The World’s First Mobile Library; A ‘Jacobean Kindle’ December 11, 2014 – Posted in: book arts, bookbinding, Content, mobile libraries, product design, Special Collections – Tags: Miniature books
The year was 1617. William Hakewill MP commissioned it to give as a gift to a friend. And it just might be the first mobile library.
The Jacobean miniature travelling library consisted of 50 gold-tooled vellum-bound miniature books contained in a wooden case that resembled a large folio.
Inside there were three shelves for the books. The inside cover was an illuminated table of contents. The subject matter covered history, poetry, theology and philosophy and included works by Cicero, Virgil, Ovid, Seneca, Horace and Julius Caesar.
It was the perfect gift for a reader on the go and must of been a hit for within the next five years Hakewill had 3 others made.

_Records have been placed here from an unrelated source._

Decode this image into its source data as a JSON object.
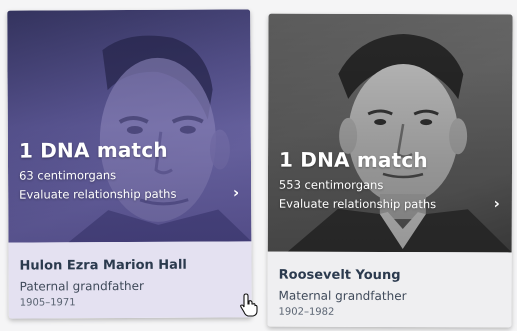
{
  "cards": [
    {
      "match_label": "1 DNA match",
      "centimorgans": "63 centimorgans",
      "evaluate_label": "Evaluate relationship paths",
      "chevron": "›",
      "name": "Hulon Ezra Marion Hall",
      "relation": "Paternal grandfather",
      "years": "1905–1971",
      "photo_tint": "#5a5690",
      "info_bg": "#e4e1f1"
    },
    {
      "match_label": "1 DNA match",
      "centimorgans": "553 centimorgans",
      "evaluate_label": "Evaluate relationship paths",
      "chevron": "›",
      "name": "Roosevelt Young",
      "relation": "Maternal grandfather",
      "years": "1902–1982",
      "photo_tint": "#6a6a6a",
      "info_bg": "#efeff1"
    }
  ],
  "icons": {
    "cursor": "hand-pointer-icon",
    "chevron": "chevron-right-icon"
  }
}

The rare miniature travelling library is part of the Brotherton Collection of rare manuscripts, photographs and books housed at Leeds University and thanks to a £1.3m Heritage Lottery grant will go on display in late 2015 in a newly built gallery.
The three other known copies live at the British Library, the Huntington Library and the Toledo Museum of Art Ohio.
Story and more images at Daily Mail Online.